March 10, 2023 – Black people who are diagnosed with dementia are significantly less likely than white people to be prescribed medications for the disease, according to a new study.
Among five types of medications commonly used to treat dementia, the prescribing rate was as much as 19 percentage points lower for Black people than white people.
“Previous research has shown that due to racial disparities, people with dementia do not always receive the same access to medications that may be beneficial in nursing homes and hospitals,” said Alice Hawkins, MD, a neurologist at Mount Sinai in New York, in a statement. “However, there is limited data for the use of dementia medications that people take at home. Our study found disparities in this area as well. We hope our findings lead to a better understanding of these disparities so that steps can be taken to eliminate this health inequity.”

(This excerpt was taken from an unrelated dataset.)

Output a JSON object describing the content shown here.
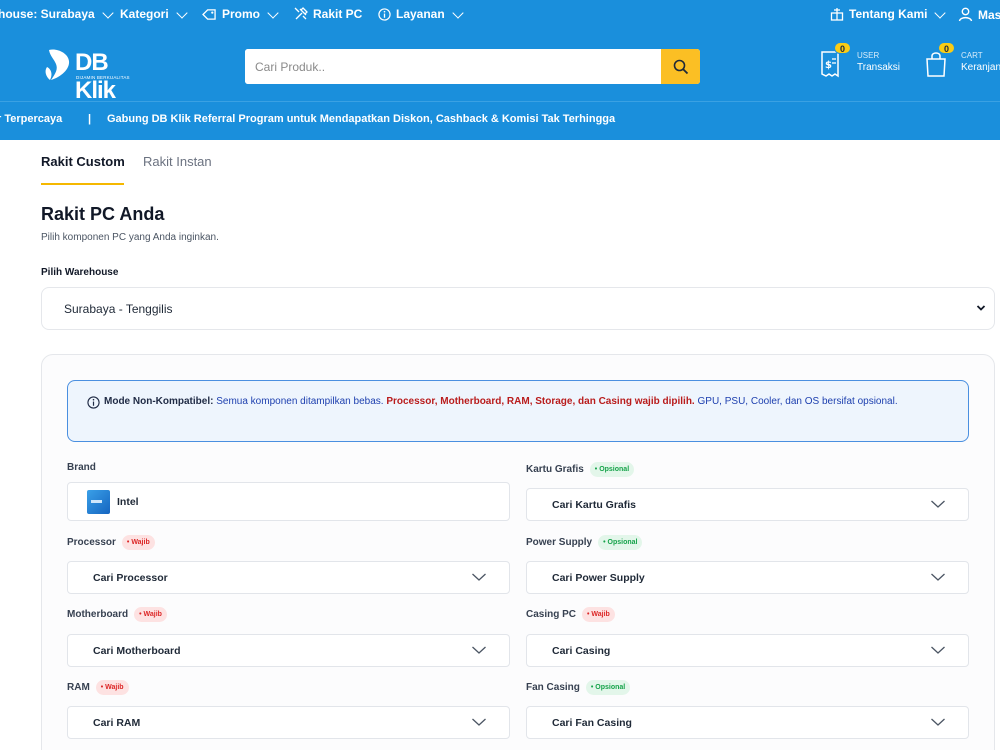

The findings, presented recently at the annual meeting of the American Academy of Neurology, examined the prescribing rates for dementia medications among 25,930 people who received medical care at Mount Sinai, which is a health care system in New York. All the patients in the study had been diagnosed with dementia.

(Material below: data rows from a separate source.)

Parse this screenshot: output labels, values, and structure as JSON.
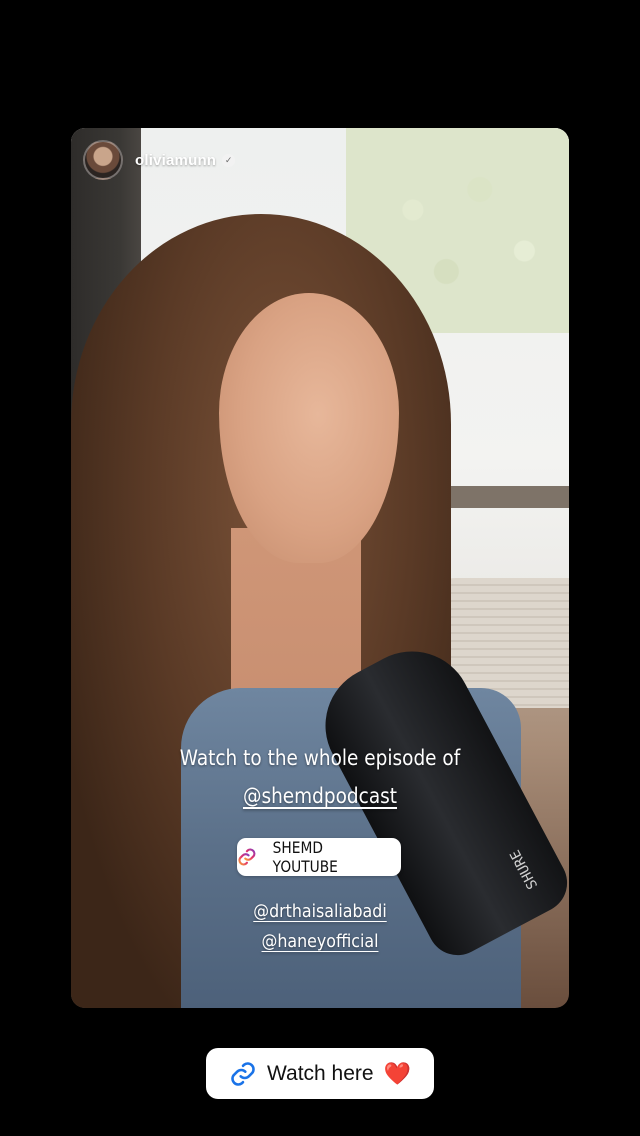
{
  "story": {
    "username": "oliviamunn",
    "verified": true,
    "caption": "Watch to the whole episode of",
    "mention_main": "@shemdpodcast",
    "link_sticker": {
      "label": "SHEMD YOUTUBE",
      "icon": "link-icon"
    },
    "mentions": [
      "@drthaisaliabadi",
      "@haneyofficial"
    ]
  },
  "cta": {
    "label": "Watch here",
    "icon": "link-icon",
    "emoji": "❤️"
  },
  "colors": {
    "background": "#000000",
    "button_bg": "#ffffff",
    "link_icon_blue": "#1a73e8",
    "heart_red": "#d21f2a"
  }
}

Dementia is characterized by changes in mental skills, such as memory and planning, that are so severe that they impact a person’s daily life, according to Stanford Medicine. There is no cure for dementia, but medications may slow its progress, improve mental function, or improve mood and anxiety problems that often accompany dementia.
In the study, researchers found that the prescribing rates for five types of dementia medications were lower for Black people than for white people as follows:

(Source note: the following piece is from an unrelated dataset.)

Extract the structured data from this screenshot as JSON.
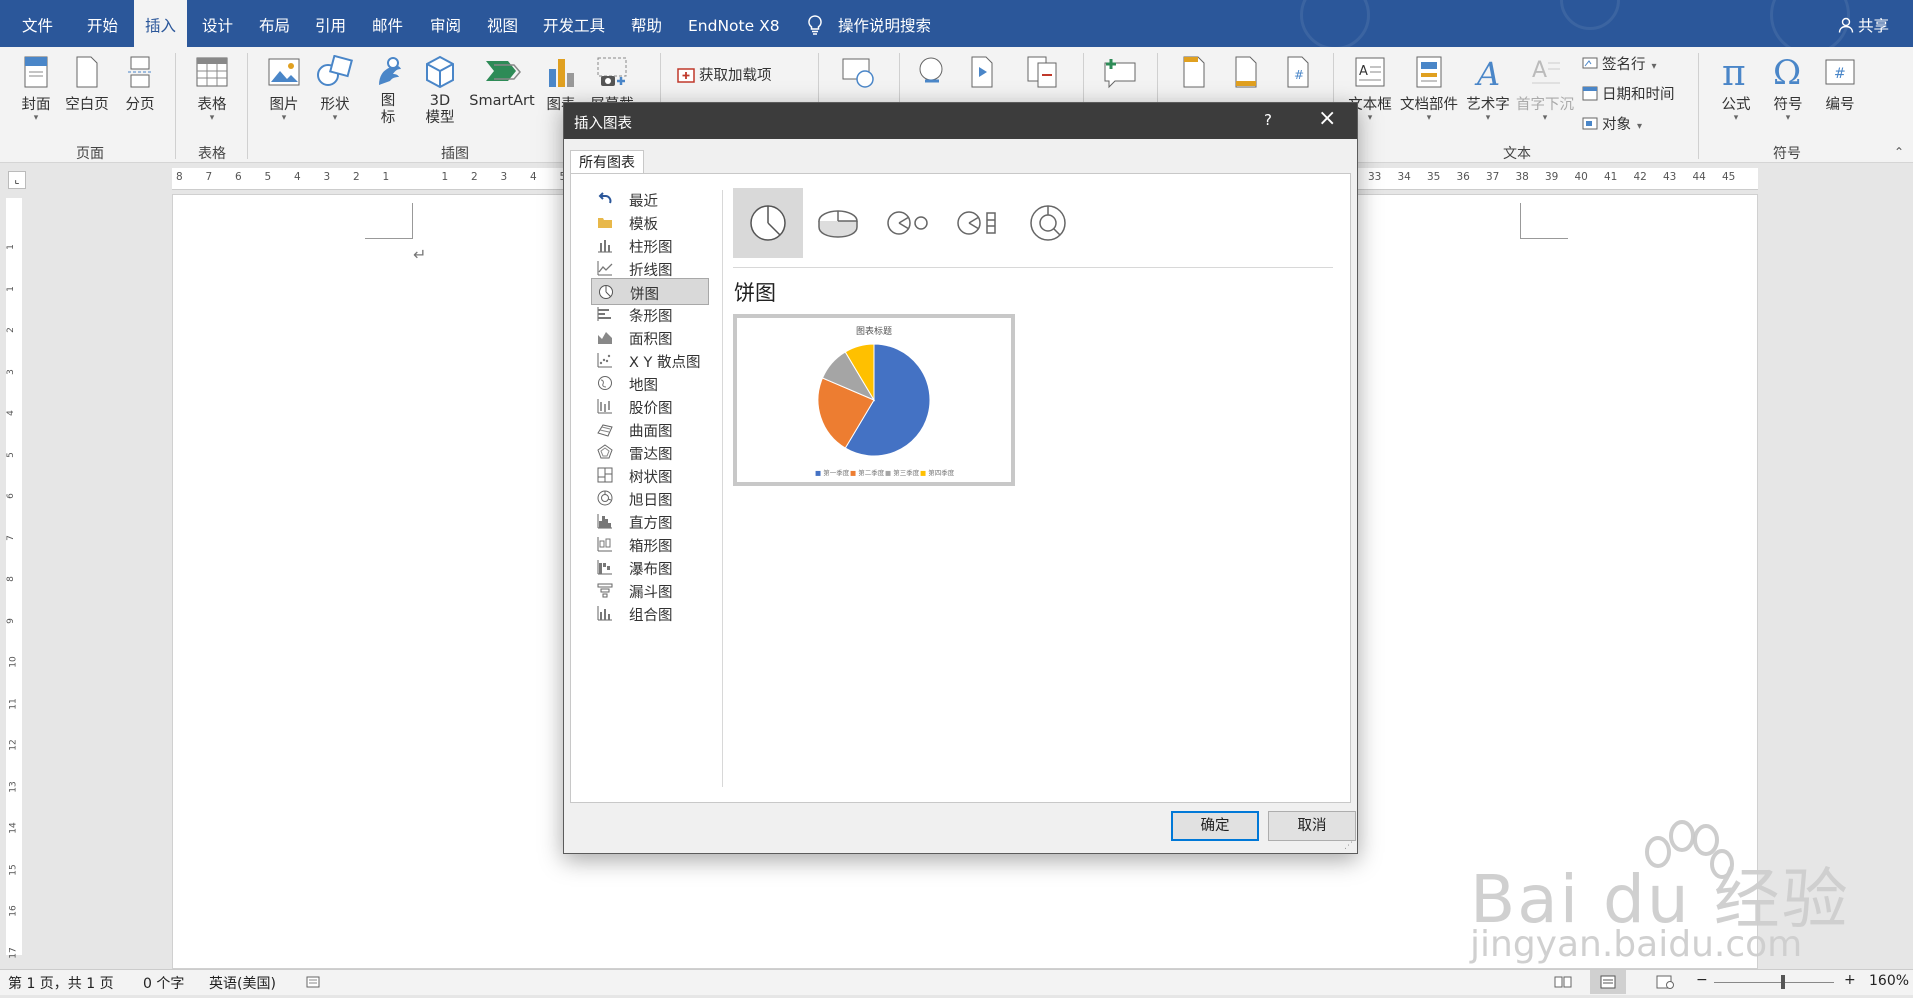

- For cholinesterase inhibitors, which help memory and thought functions, the rate was 10 percentage points lower;
- For NMDA antagonists, which help cognitive function, the rate was 7 percentage points lower;
- For SSRIs, which are antidepressants, the rate was 16 percentage points lower;
- For antipsychotics, which treat psychosis and disconnection from reality, the rate was 4 percentage points lower;
- For benzodiazepines, which treat anxiety and agitation, the rate was 19 percentage points lower.
The differences persisted after people’s age, sex, and insurance type were incorporated into the analysis.
Researchers found that Black patients were more likely than white patients to be referred to see a specialist. When Black people saw a neurologist, they were prescribed two types of medications at similar rates to white people. Those two types were cholinesterase inhibitors and NMDA antagonists. The researchers wrote that more referrals to specialists such as neurologists may help decrease prescribing differences.
“This study has exposed so many more areas of inquiry and raises more questions than I think it answers,” Hawkins told BuzzFeed News. “We need to start diving into the factors that contribute to those disparities and make sure that all of the elements of comprehensive dementia care are being met for patients, no matter their racial or ethnic background.”